University Libraries Present Symposium on Open Access Publishing and the Faculty Reward Structure

Contact: Karl Luntta (518) 437-4980

ALBANY, N.Y. (March 15, 2004) -- “The Transition to Open Access Scholarship: Can the Reward Structure for Faculty Publishing Change Fast Enough?” will be held on April 19, 2004, 8:45 a.m.-4:30 p.m., UAlbany’s New Library, Standish Room, uptown campus.

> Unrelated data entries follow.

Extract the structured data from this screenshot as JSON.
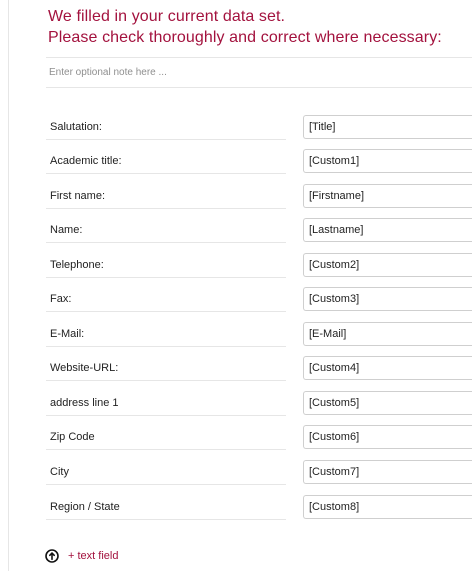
{
  "heading": {
    "line1": "We filled in your current data set.",
    "line2": "Please check thoroughly and correct where necessary:"
  },
  "note": {
    "value": "",
    "placeholder": "Enter optional note here ..."
  },
  "fields": [
    {
      "label": "Salutation:",
      "value": "[Title]"
    },
    {
      "label": "Academic title:",
      "value": "[Custom1]"
    },
    {
      "label": "First name:",
      "value": "[Firstname]"
    },
    {
      "label": "Name:",
      "value": "[Lastname]"
    },
    {
      "label": "Telephone:",
      "value": "[Custom2]"
    },
    {
      "label": "Fax:",
      "value": "[Custom3]"
    },
    {
      "label": "E-Mail:",
      "value": "[E-Mail]"
    },
    {
      "label": "Website-URL:",
      "value": "[Custom4]"
    },
    {
      "label": "address line 1",
      "value": "[Custom5]"
    },
    {
      "label": "Zip Code",
      "value": "[Custom6]"
    },
    {
      "label": "City",
      "value": "[Custom7]"
    },
    {
      "label": "Region / State",
      "value": "[Custom8]"
    }
  ],
  "add_field": {
    "label": "+ text field",
    "icon": "up-arrow-circle-icon"
  },
  "colors": {
    "accent": "#a3123e",
    "text": "#222222",
    "border": "#cfcfcf",
    "rule": "#e6e6e6"
  }
}
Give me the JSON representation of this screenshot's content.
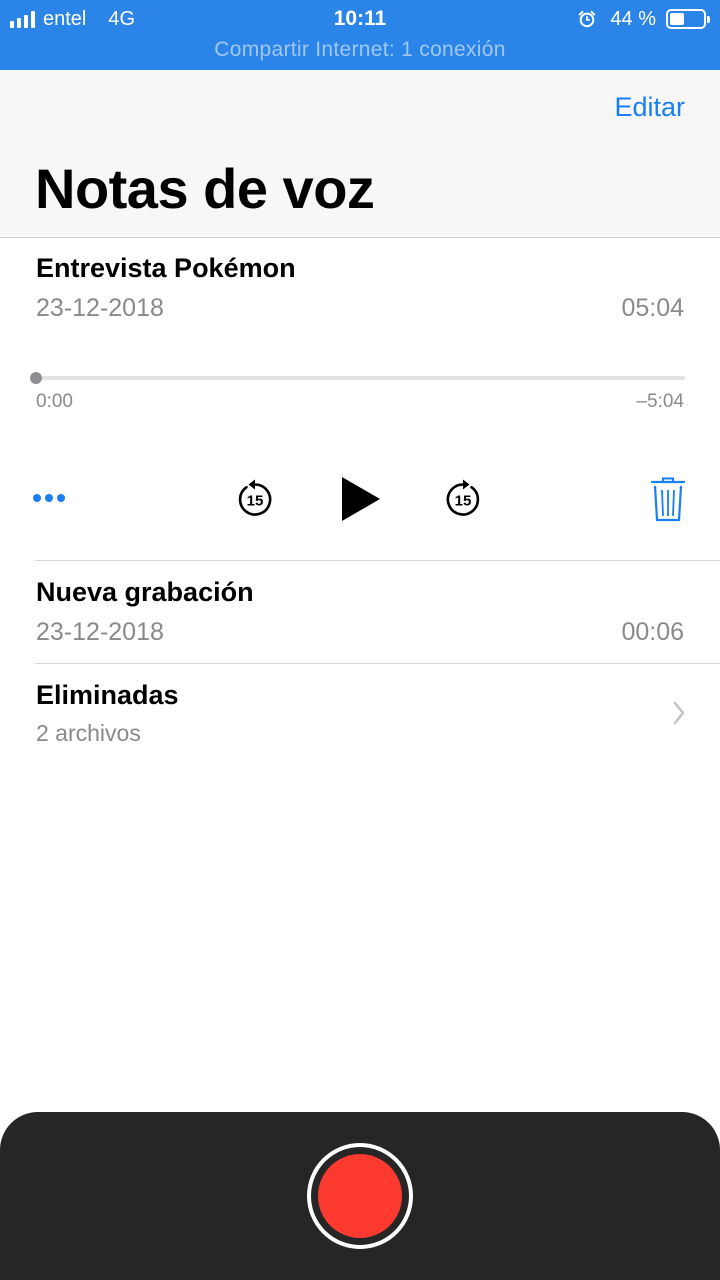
{
  "status_bar": {
    "carrier": "entel",
    "network": "4G",
    "time": "10:11",
    "battery_percent": "44 %",
    "battery_level": 0.44,
    "hotspot_text": "Compartir Internet: 1 conexión",
    "icons": [
      "signal-icon",
      "alarm-icon",
      "battery-icon"
    ]
  },
  "header": {
    "edit_label": "Editar",
    "title": "Notas de voz"
  },
  "recordings": [
    {
      "title": "Entrevista Pokémon",
      "date": "23-12-2018",
      "duration": "05:04",
      "expanded": true,
      "player": {
        "elapsed": "0:00",
        "remaining": "–5:04",
        "progress": 0.0,
        "skip_back_seconds": "15",
        "skip_forward_seconds": "15",
        "icons": [
          "more-icon",
          "skip-back-15-icon",
          "play-icon",
          "skip-forward-15-icon",
          "trash-icon"
        ]
      }
    },
    {
      "title": "Nueva grabación",
      "date": "23-12-2018",
      "duration": "00:06",
      "expanded": false
    }
  ],
  "deleted_folder": {
    "title": "Eliminadas",
    "subtitle": "2 archivos",
    "icon": "chevron-right-icon"
  },
  "record_panel": {
    "icon": "record-icon"
  },
  "colors": {
    "status_bar_bg": "#2b84e8",
    "accent_blue": "#1a7ff4",
    "record_red": "#fc3a30",
    "panel_bg": "#262626",
    "secondary_text": "#8a8a8e"
  }
}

The full-day symposium will focus on the changing nature of scholarly communication and new modes of publishing. Open access publishing takes advantage of the new opportunities offered by digital technologies and communication networks. Its offer of free or low-cost academic journals promises to loosen commercial publishers’ stranglehold on scholarly publishing, but will this promise be realized? If so, when? Is open access publishing a viable alternative to traditional publishing? Can it really save money? How must the reward structure for faculty promotion and tenure change to take full advantage of new models of scholarly publishing?

Jointly hosted by the UAlbany Libraries and the New York State Higher Education Initiative (NYSHEI), the 6th annual scholarly symposium will bring together internationally known academics and leaders in the publishing field to answer these questions. Several case studies documenting change in academic disciplines will be presented.

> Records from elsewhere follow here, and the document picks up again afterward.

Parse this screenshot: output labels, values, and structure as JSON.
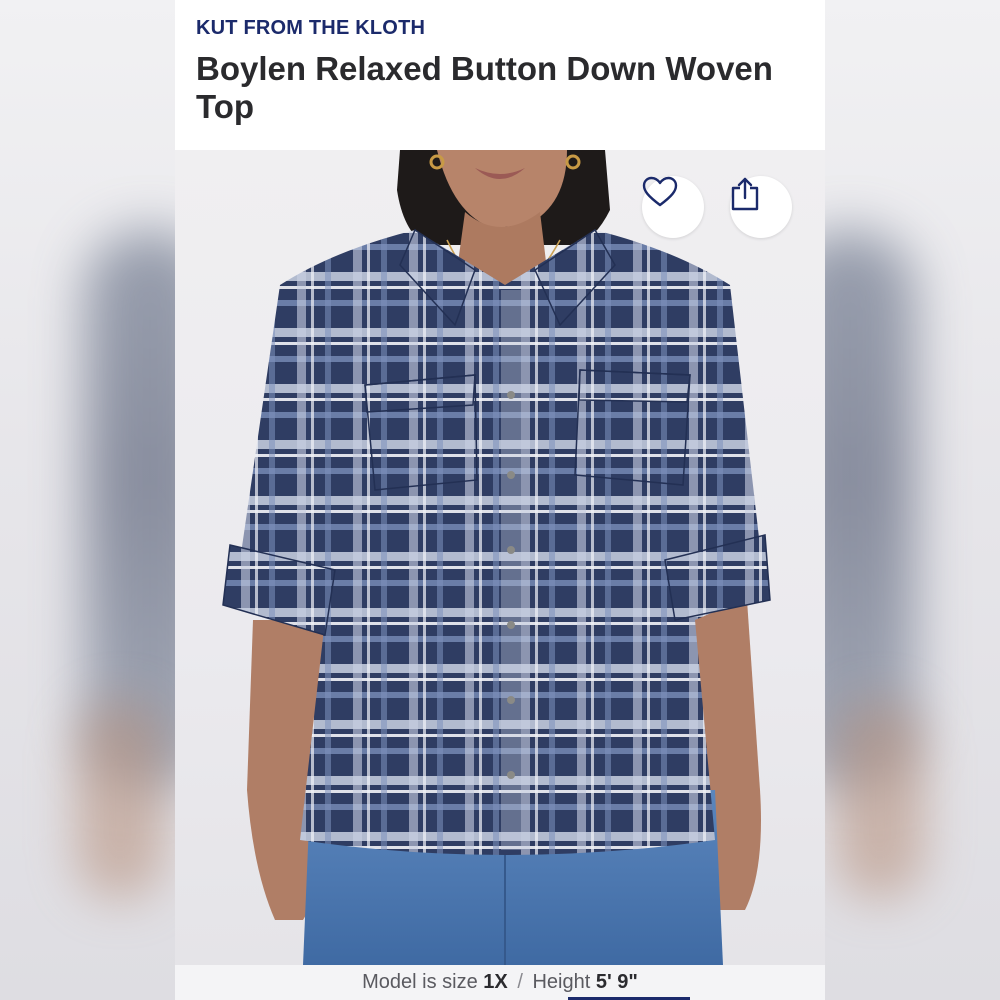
{
  "product": {
    "brand": "KUT FROM THE KLOTH",
    "title": "Boylen Relaxed Button Down Woven Top"
  },
  "actions": {
    "favorite_icon": "heart-icon",
    "share_icon": "share-icon"
  },
  "model_info": {
    "size_label": "Model is size",
    "size_value": "1X",
    "separator": "/",
    "height_label": "Height",
    "height_value": "5' 9\""
  },
  "colors": {
    "brand": "#1b2a6b",
    "title": "#2a2a2d",
    "shirt_plaid": "#2f3d63"
  }
}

Jean-Claude Guédon, professor of comparative literature at the University of Montreal and an internationally known scholar on the theoretical and practical issues related to electronic publishing, will offer the symposium’s opening keynote address. The afternoon keynote address will be given by Heather Joseph, president and chief operating officer of BioOne, the Web-based aggregation of research in the biological, ecological, and environmental sciences.

Other speakers include Deborah Lines Andersen, from the School of Information Science and Policy at UAlbany; Sean Costigan, senior editor at the Columbia University Press; Lenore Grenoble, professor in linguistics & cognitive science at Dartmouth College; Ryan Johnson, from Washington State University; Sarah E. Thomas, university librarian of Cornell University; and Susan McCormick and Gerald Zahavi of the history department at UAlbany.

The symposium is co-sponsored by the Office of the Provost and the Office of the Vice President for Research, UAlbany. It is free to all UAlbany faculty, staff, and students and current members of NYSHEI. Others will be charged a modest $50 fee to cover symposium and luncheon costs. A buffet lunch will be served for participants. For further details about the symposium, program, campus parking, and a registration form, see: http://library.albany.edu/symposium, or email: LReeves@uamail.albany.edu). The deadline for registration is Monday, April 12, 2004.

Albany’s University Libraries are ranked as one of the top 100 research libraries in the United States by the Association of Research Libraries. The Libraries serve the University’s community, the citizens of New York State, and scholars and researchers from around the world. For up-to-date information about the University’s Libraries, see the Website.


The University at Albany's broad mission of excellence in undergraduate and graduate education, research and public service engages 17,000 diverse students in nine degree-granting schools and colleges. The University has launched a $500 million fundraising campaign, the most ambitious in its history, with the goal of placing it among the nation's top 30 public research universities by the end of the decade. For more information about this internationally ranked institution, visit www.albany.edu. For UAlbany's extensive roster of faculty experts, visit www.albany.edu/news/experts.htm.